For by the grace given to me I say to everyone among you not to think of yourself more highly than you ought to think but to think with sober judgment, each according to the measure of faith that God has assigned. For as in one body we have many members and not all the members have the same function, so we, who are many, are one body in Christ, and individually we are members one of another. We have gifts that differ according to the grace given to us: prophecy, in proportion to faith; ministry, in ministering; the teacher, in teaching; the encourager, in encouragement; the giver, in sincerity; the leader, in diligence; the compassionate, in cheerfulness.
Paul thankfully comes back to grace and the impact that grace has on people’s lives. That impact is transformation. The second verse shares this.
“Be not conformed to this world, but be transformed by the renewing of your minds, so that you may discern what is the will of God—what is good and acceptable and perfect.” Romans 12:2
Discerning God’s ways or will is the most important task of a follower.
Each of us has different methods for discerning God’s ways or will. Discernment might involve prayer or fasting; it might involve worship or Bible reading; discernment might come after serving.

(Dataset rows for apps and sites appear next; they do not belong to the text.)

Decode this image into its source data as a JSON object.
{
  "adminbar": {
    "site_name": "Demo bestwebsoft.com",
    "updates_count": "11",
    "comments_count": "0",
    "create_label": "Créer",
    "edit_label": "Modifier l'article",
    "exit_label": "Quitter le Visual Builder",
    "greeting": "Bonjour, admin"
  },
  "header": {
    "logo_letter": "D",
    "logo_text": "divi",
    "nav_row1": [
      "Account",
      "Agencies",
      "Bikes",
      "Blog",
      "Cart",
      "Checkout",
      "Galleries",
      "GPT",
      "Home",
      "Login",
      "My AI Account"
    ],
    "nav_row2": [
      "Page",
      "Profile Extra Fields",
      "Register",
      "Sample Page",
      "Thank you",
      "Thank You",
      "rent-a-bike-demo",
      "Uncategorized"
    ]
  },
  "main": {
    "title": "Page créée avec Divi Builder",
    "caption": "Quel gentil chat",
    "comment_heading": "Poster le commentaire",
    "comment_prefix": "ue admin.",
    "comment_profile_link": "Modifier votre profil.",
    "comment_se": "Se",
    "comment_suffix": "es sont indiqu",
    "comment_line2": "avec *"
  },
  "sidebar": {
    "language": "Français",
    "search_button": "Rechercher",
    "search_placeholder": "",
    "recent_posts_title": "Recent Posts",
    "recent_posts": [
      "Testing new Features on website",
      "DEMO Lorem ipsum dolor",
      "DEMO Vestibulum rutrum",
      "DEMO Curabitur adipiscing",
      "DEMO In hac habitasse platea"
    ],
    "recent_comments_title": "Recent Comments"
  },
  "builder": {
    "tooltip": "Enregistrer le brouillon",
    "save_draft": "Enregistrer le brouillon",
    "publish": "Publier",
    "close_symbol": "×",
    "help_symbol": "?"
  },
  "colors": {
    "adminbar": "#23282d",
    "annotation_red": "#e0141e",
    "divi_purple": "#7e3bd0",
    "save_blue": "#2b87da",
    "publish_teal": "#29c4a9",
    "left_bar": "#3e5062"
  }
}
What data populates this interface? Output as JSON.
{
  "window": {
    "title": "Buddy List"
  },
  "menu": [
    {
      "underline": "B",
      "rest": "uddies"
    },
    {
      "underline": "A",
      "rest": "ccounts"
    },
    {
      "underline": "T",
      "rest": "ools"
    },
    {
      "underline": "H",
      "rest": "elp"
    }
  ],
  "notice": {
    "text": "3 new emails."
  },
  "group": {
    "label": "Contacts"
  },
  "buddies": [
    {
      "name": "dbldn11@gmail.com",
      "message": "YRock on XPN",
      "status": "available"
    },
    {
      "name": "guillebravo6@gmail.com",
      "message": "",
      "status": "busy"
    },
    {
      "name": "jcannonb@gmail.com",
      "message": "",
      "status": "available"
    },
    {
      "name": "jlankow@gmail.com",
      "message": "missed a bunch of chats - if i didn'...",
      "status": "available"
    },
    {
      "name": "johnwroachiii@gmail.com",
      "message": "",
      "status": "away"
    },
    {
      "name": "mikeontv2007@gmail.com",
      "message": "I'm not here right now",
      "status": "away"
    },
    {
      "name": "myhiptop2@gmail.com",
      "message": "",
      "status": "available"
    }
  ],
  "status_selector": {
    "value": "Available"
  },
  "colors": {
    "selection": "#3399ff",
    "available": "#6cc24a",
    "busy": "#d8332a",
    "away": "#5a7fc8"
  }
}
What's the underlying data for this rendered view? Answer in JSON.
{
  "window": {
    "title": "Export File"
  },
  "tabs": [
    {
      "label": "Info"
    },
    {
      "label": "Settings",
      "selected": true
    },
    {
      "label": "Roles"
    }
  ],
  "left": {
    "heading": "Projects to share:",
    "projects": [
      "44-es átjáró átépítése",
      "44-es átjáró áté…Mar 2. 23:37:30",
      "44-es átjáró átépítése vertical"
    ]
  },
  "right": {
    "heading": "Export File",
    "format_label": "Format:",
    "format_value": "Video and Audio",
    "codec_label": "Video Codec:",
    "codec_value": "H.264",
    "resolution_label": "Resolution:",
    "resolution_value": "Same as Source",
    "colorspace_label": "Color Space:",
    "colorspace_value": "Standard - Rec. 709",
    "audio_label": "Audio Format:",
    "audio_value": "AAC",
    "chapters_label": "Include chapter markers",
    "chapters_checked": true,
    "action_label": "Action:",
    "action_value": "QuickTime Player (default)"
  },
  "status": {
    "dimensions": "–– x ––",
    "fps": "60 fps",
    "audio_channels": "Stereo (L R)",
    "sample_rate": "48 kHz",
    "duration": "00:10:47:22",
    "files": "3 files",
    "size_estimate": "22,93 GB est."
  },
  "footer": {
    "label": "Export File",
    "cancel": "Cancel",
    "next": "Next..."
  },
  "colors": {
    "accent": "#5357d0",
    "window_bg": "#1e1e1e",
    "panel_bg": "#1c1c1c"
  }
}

What do you find most helpful as you discern the ways or will of God? Please share. Your sharing might help someone else.
Saturday, March 25
Romans 12:9-21 Let love be genuine; hate what is evil; hold fast to what is good; love one another with mutual affection; outdo one another in showing honor. Do not lag in zeal; be ardent in spirit; serve the Lord. Rejoice in hope; be patient in affliction; persevere in prayer. Contribute to the needs of the saints; pursue hospitality to strangers.
Bless those who persecute you; bless and do not curse them. Rejoice with those who rejoice; weep with those who weep. Live in harmony with one another; do not be arrogant, but associate with the lowly; do not claim to be wiser than you are. Do not repay anyone evil for evil, but take thought for what is noble in the sight of all. If it is possible, so far as it depends on you, live peaceably with all. Beloved, never avenge yourselves, but leave room for the wrath of God, for it is written, “Vengeance is mine; I will repay, says the Lord.” Instead, “if your enemies are hungry, feed them; if they are thirsty, give them something to drink, for by doing this you will heap burning coals on their heads.” Do not be overcome by evil, but overcome evil with good.
Paul closes these chapters by sharing a flurry of imperative teachings. Any one of them could be put on a bumper sticker and hung in a place that we see them often.
These teachings illustrate the way to be a follower or disciple of Jesus. They teach what it means to be formed in God.
Our life on earth is a journey of living out these imperative teachings. We gather in community to help each other do this. And on our own journey we become more like Jesus.
Becoming like Jesus does not mean we suddenly have magical powers. It means that our spirit is a reflection of the spirit of Jesus.
What does it mean to you that your spirit would be a reflection of the spirit of Jesus? Please share.